The researchers investigated the role that economic evaluation and budget impact analysis plays in reimbursement decisions for nusinersen, collecting data from countries across the globe.
A global look at the cost-effectiveness of Spinraza (nusinersen) for spinal muscular atrophy (SMA) treatment revealed limited data on budget impact across various countries and highlighted a need for more transparency in the appraisal process.
The researchers investigated the role that economic evaluation and budget impact analysis plays in reimbursement decisions for nusinersen, collecting data from the United States and Canada, as well as various European countries including Sweden, Belgium, England, and France.
Cost-effectiveness analyses across countries showed that for patients with early-onset SMA, a range of €464,891 to €6,399,097 (equivalent to $526,693 to $7,249,792) per quality-adjusted life year (QALY) was gained for nusinersen compared with standard of care. For later-onset disease, the researchers found a range of €493,756 to €10,611,936 (equivalent to $559,395 to $12,022,686) per QALY gained with the treatment.
“Despite economic evaluations indicating that nusinersen was generally not cost-effective and despite limited data on budget impact, all countries under study reimbursed nusinersen. Germany, Belgium, and Italy provided the broadest access, by reimbursing nusinersen for all SMA patients, in line with the European label,” noted the researchers.
“On the other hand, access in Scotland was most narrow, reimbursing nusinersen only for EO (type I) SMA patients. In the US, access depends on the patient’s health insurance provider. The remaining countries provided access to type I, II, and III SMA patients, either with or without age restrictions. In England and Wales, additionally, pre-symptomatic patients were covered,” they continued.
This finding may indicate that decision makers across countries use other determinants to favor reimbursement for nusinersen, suggesting a “grey zone” between the assessment of cost-effectiveness and the final decision in the reimbursement process, leading the researchers to call for more transparency in the process.
According to the authors, the amount and level of cost-effectiveness data available to each country varied. For example, while economic evaluations submitted to health technology assessment agencies in certain countries were base case results from a payer perspective, others took a broader, societal perspective.
“Yet, the reports described similar methodological barriers that may have complicated a proper evaluation and reassessment of the cost-effectiveness of nusinersen from the submitted models,” wrote the researchers. “We believe that these barriers are in alignment with those encountered for orphan drugs in general, which are extensively described in the peer-reviewed literature.”

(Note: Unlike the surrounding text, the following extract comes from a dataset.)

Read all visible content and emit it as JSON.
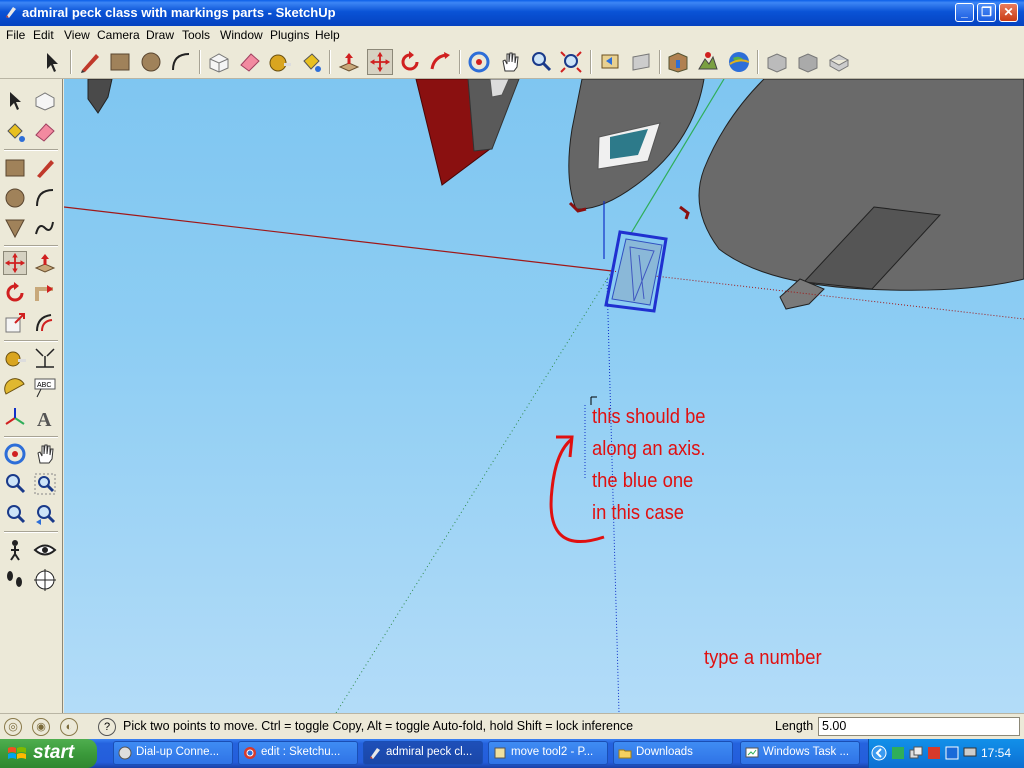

Barriers cited throughout the study included uncertainties in utility values and the value of the treatment in certain SMA subtypes, including type 0, type 4, and type 3. These reports mirror prior criticisms that methods used to determine utility values are “ill-adapted” for younger patients, such as those with SMA.
In addition, the researchers found that clinical trial data was the primary source for determining cost-effectiveness. These clinical trials included patients with SMA that were healthier than those in real-world settings who have varying comorbidities such as scoliosis and mental health conditions.
Blonda A, Lacosta TB, Toumi M, Simoens S. Assessing the value of nusinersen for spinal muscular atrophy: a comparative analysis of reimbursement submission and appraisal in European countries. Front Pharmacol. Published online January 21, 2022. doi: 10.3389/fphar.2021.750742